Northwestern University Athletics Director Jim Phillips had some strong words for the NBA and its influence over college basketball. While introducing some new ideas that ranged from shortening collegiate athletic seasons, to possibly eliminating freshman eligibility, Phillips then set his sights on college basketball’s “one and done” phenomenon by saying:
“…frankly speaking, shame on us. We have allowed the National Basketball Association to dictate what our rules are or influence what our rules are at the collegiate level. I think they look at us as the minor leagues. Nobody feels good about kids going to a school for a semester and then leaving. That’s absurd.”
Now Phillips is actually correct that the NBA has influenced how basketball operates at the college level. By requiring those entering the NBA draft to be one year removed from high school and be 19 years of age, players good enough to be drafted by a professional team out of high school now have to spend a year elsewhere before this happens. But before this rule was adopted by the NBA (in 2005), elite players often went straight into the league out of high school. Was Phillips equally as worried about the players entering the NBA out of high school and spending zero semesters in college? Something tells me he probably wasn’t.
But the Athletic Director’s remarks deriding how college basketball has turned into “the minor leagues” (I’m assuming he means Minor League Baseball) is especially telling. Implied is that Minor League Baseball is something undesirable and inferior with respect to what the NCAA should desire to be. Nothing could be further from the truth. If you disagree, ask yourself the following questions:
– Does Minor League Baseball prevent its players from profiting off of their talent, imposing penalties like suspensions for infractions while the league itself pockets millions of dollars?
-Did Major League Baseball establish a rule requiring Minor League players to play a fixed amount of time at the Minor League level before being able to play at the Major League level?
-Does Minor League Baseball lie about the importance of their players receiving an education while some are attending fake classes?
The answer to all of these questions is a resounding no. But make no mistake, the NCAA is guilty of every one of them. Neither Jim Phillips, nor any other college’s athletic director, is realistically able to admit this. Therefore, college becoming minor league “esque” is something that can never be virtuous no matter how strongly reality proves otherwise.

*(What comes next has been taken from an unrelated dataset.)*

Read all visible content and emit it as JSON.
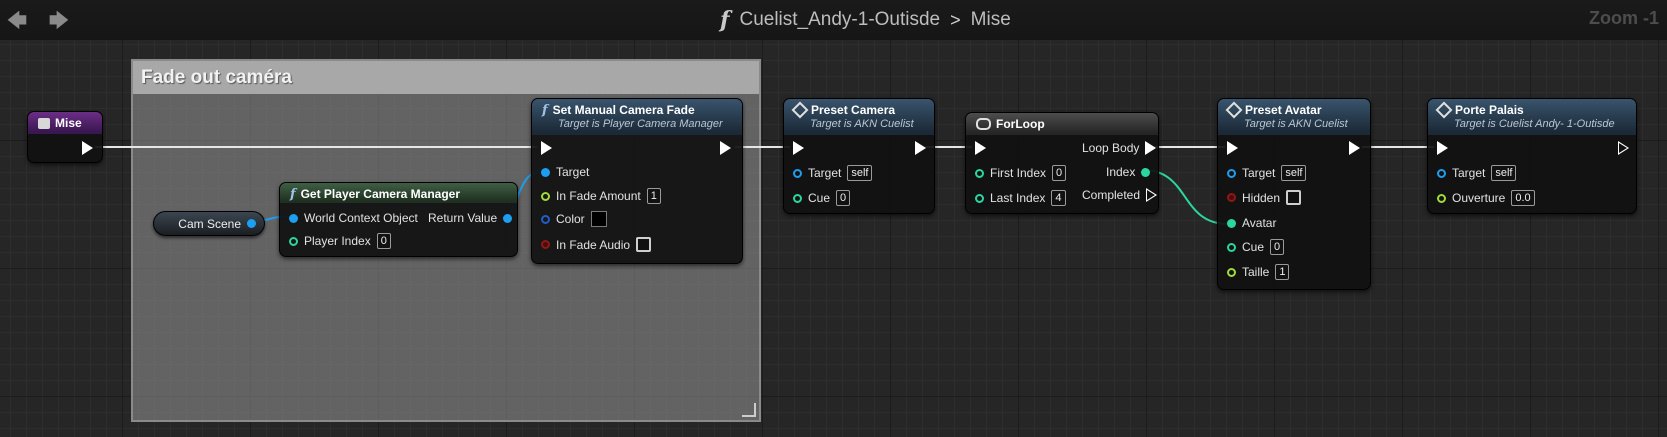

So like Northwestern’s AD, I too believe that what the NCAA has done is shameful. But what should have caused that shame was their unwillingness to embrace the Minor League Baseball’s model of allowing their players to engage in methods to profit off of the talent that they have. Hopefully more people will realize that this is the more beneficial and more ethical system for those who are skilled in this particular way.